Maurizio Cattelan Comedian 2019

Too easily lost in the commotion and over-intellectualizing about the work is the fact that The Banana is meant to be ridiculed. It exists to be mocked…. The sheer absurdity of such a purchase, easily identified by people outside the art world, is a feature, not a bug, of the piece, laying bare what you might call the performative aspect endemic to so much collecting today. Buying art now is about being seen in the right circles and acquiring the right names. And, of course, about having enough discretionary income that spending $120,000 on a fruit doesn’t faze you. What, exactly, you are buying is secondary to the status conveyed by the acquisition itself
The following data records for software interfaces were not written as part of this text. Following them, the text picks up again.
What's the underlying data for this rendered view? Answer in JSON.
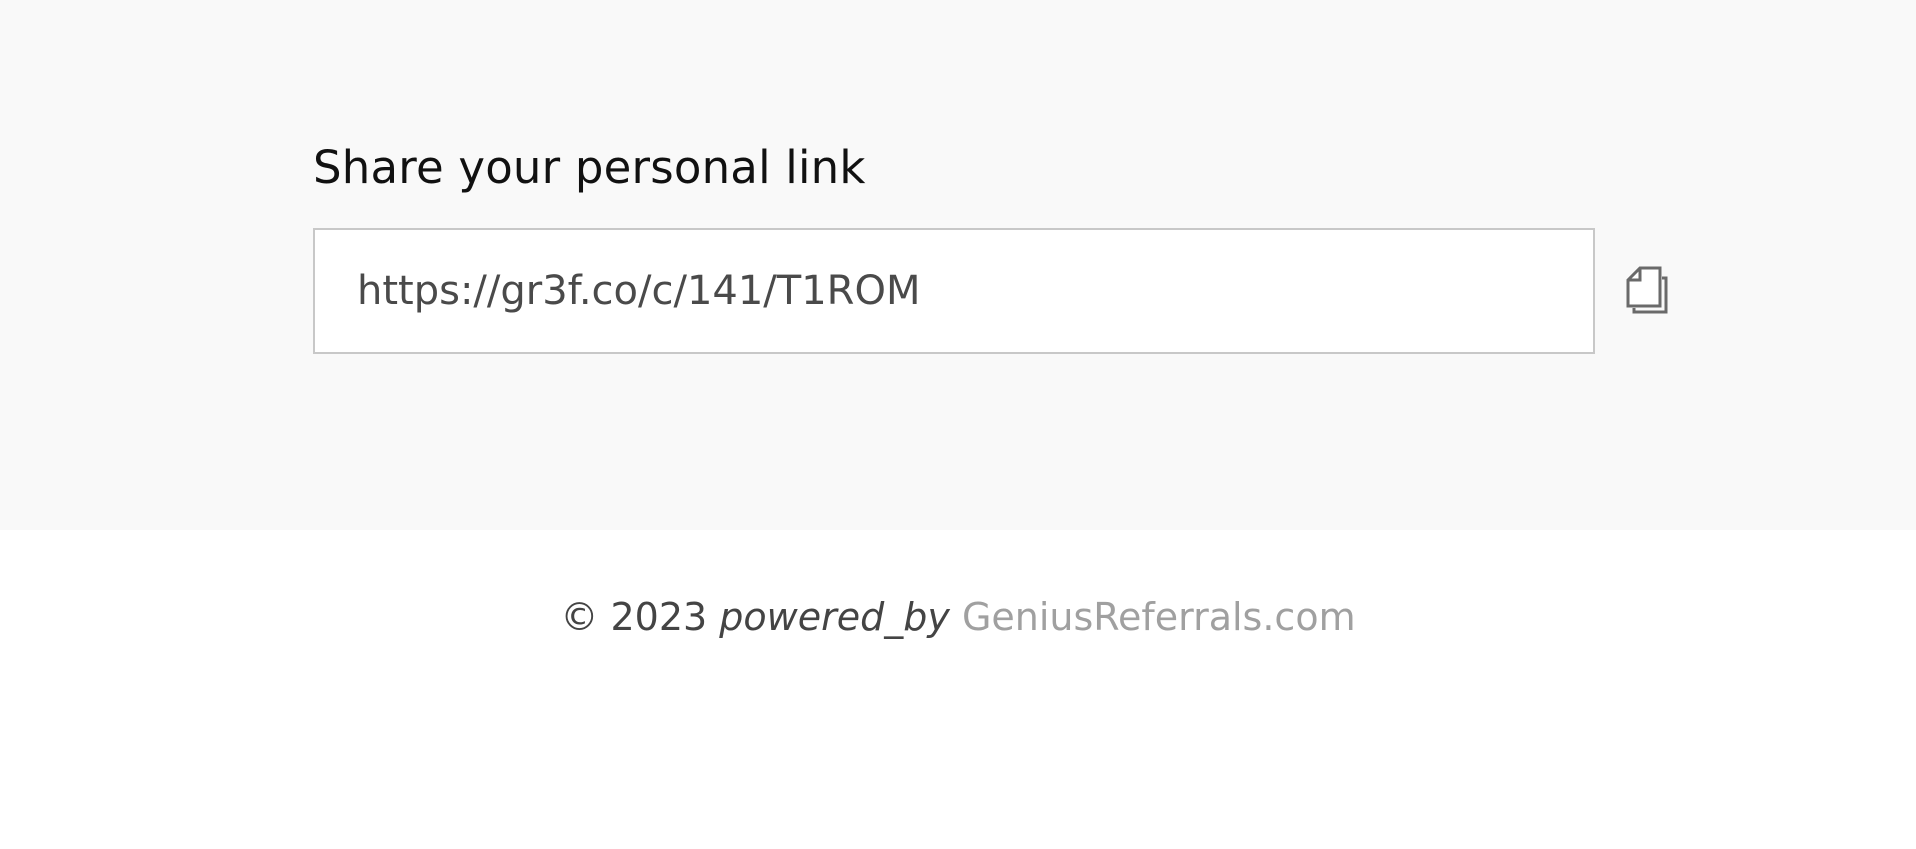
{
  "share": {
    "heading": "Share your personal link",
    "link_value": "https://gr3f.co/c/141/T1ROM",
    "copy_icon": "copy-icon"
  },
  "footer": {
    "copyright": "© 2023",
    "powered_by": "powered_by",
    "brand": "GeniusReferrals.com"
  },
  "colors": {
    "section_background": "#f9f9f9",
    "page_background": "#ffffff",
    "brand_link": "#a0a0a0"
  }
}
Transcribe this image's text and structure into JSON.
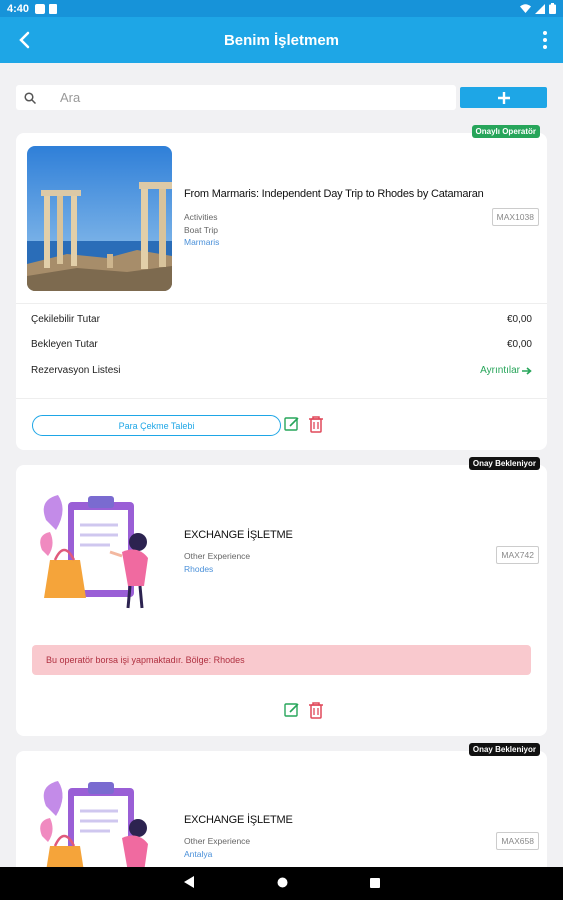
{
  "status": {
    "time": "4:40"
  },
  "appbar": {
    "title": "Benim İşletmem"
  },
  "search": {
    "placeholder": "Ara"
  },
  "cards": [
    {
      "badge": "Onaylı Operatör",
      "title": "From Marmaris: Independent Day Trip to Rhodes by Catamaran",
      "category": "Activities",
      "subcategory": "Boat Trip",
      "location": "Marmaris",
      "code": "MAX1038",
      "rows": [
        {
          "label": "Çekilebilir Tutar",
          "value": "€0,00"
        },
        {
          "label": "Bekleyen Tutar",
          "value": "€0,00"
        },
        {
          "label": "Rezervasyon Listesi",
          "value": "Ayrıntılar"
        }
      ],
      "withdraw_label": "Para Çekme Talebi"
    },
    {
      "badge": "Onay Bekleniyor",
      "title": "EXCHANGE İŞLETME",
      "category": "Other Experience",
      "location": "Rhodes",
      "code": "MAX742",
      "notice": "Bu operatör borsa işi yapmaktadır. Bölge: Rhodes"
    },
    {
      "badge": "Onay Bekleniyor",
      "title": "EXCHANGE İŞLETME",
      "category": "Other Experience",
      "location": "Antalya",
      "code": "MAX658"
    }
  ],
  "colors": {
    "primary": "#1ea6e6",
    "status_bar": "#1793d9",
    "approved": "#27a55a",
    "pending": "#111111",
    "notice_bg": "#f9c9ce",
    "delete": "#e0485a"
  }
}
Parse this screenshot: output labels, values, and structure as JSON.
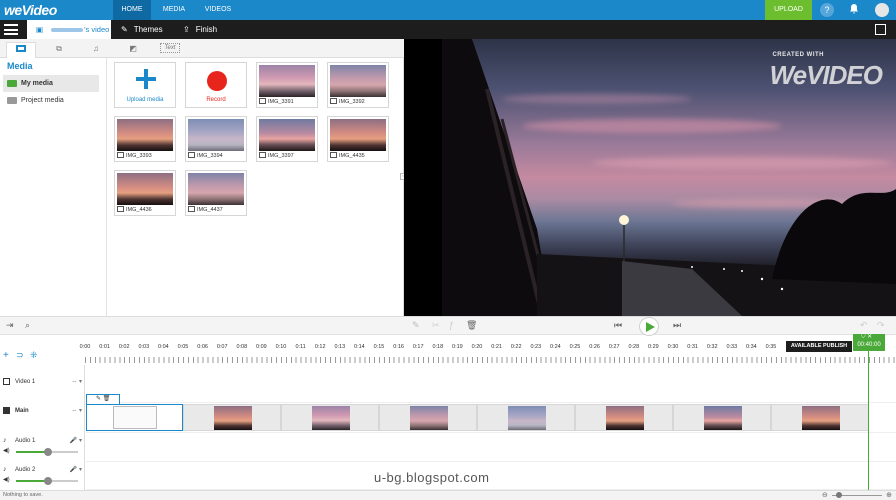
{
  "app": {
    "logo": "weVideo"
  },
  "topnav": {
    "items": [
      "HOME",
      "MEDIA",
      "VIDEOS"
    ],
    "active": "HOME",
    "upload_label": "UPLOAD"
  },
  "secondary": {
    "project_label": "'s video",
    "themes_label": "Themes",
    "finish_label": "Finish"
  },
  "media_panel": {
    "title": "Media",
    "tabs": [
      "video-tab",
      "transitions-tab",
      "music-tab",
      "graphics-tab",
      "Text"
    ],
    "library": [
      {
        "label": "My media",
        "active": true,
        "color": "#4aa938"
      },
      {
        "label": "Project media",
        "active": false,
        "color": "#999999"
      }
    ],
    "actions": {
      "upload_label": "Upload media",
      "record_label": "Record"
    },
    "files": [
      "IMG_3391",
      "IMG_3392",
      "IMG_3393",
      "IMG_3394",
      "IMG_3397",
      "IMG_4435",
      "IMG_4436",
      "IMG_4437"
    ]
  },
  "preview": {
    "watermark_small": "CREATED WITH",
    "watermark_big": "WeVIDEO"
  },
  "timeline": {
    "ruler_labels": [
      "0:00",
      "0:01",
      "0:02",
      "0:03",
      "0:04",
      "0:05",
      "0:06",
      "0:07",
      "0:08",
      "0:09",
      "0:10",
      "0:11",
      "0:12",
      "0:13",
      "0:14",
      "0:15",
      "0:16",
      "0:17",
      "0:18",
      "0:19",
      "0:20",
      "0:21",
      "0:22",
      "0:23",
      "0:24",
      "0:25",
      "0:26",
      "0:27",
      "0:28",
      "0:29",
      "0:30",
      "0:31",
      "0:32",
      "0:33",
      "0:34",
      "0:35"
    ],
    "publish_tip": "AVAILABLE PUBLISH TIME",
    "playhead_time": "00:40:00",
    "tracks": [
      {
        "name": "Video 1",
        "type": "video"
      },
      {
        "name": "Main",
        "type": "video",
        "bold": true
      },
      {
        "name": "Audio 1",
        "type": "audio"
      },
      {
        "name": "Audio 2",
        "type": "audio"
      }
    ],
    "volume_level": 0.45
  },
  "status": {
    "text": "Nothing to save."
  },
  "credit": {
    "text": "u-bg.blogspot.com"
  },
  "colors": {
    "brand_blue": "#1b88c9",
    "accent_green": "#4aa938",
    "record_red": "#e8251c"
  }
}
Might those buyers have been in on the joke being made literally and figuratively at their own expense? Most likely—these are art-world VIPs, after all. But the chance to be inside the ruckus, to check a major artist of their “To Collect” list, to be one of the few who actually has an Original Banana was too tempting to pass up—critique be damned, grab the checkbook. The fact that there are multiple buyers only further proves Mr. Cattelan’s point.” [Brian P. Kelly @WSJ]

Libertà. Odio. Vendetta. Eternità. 2019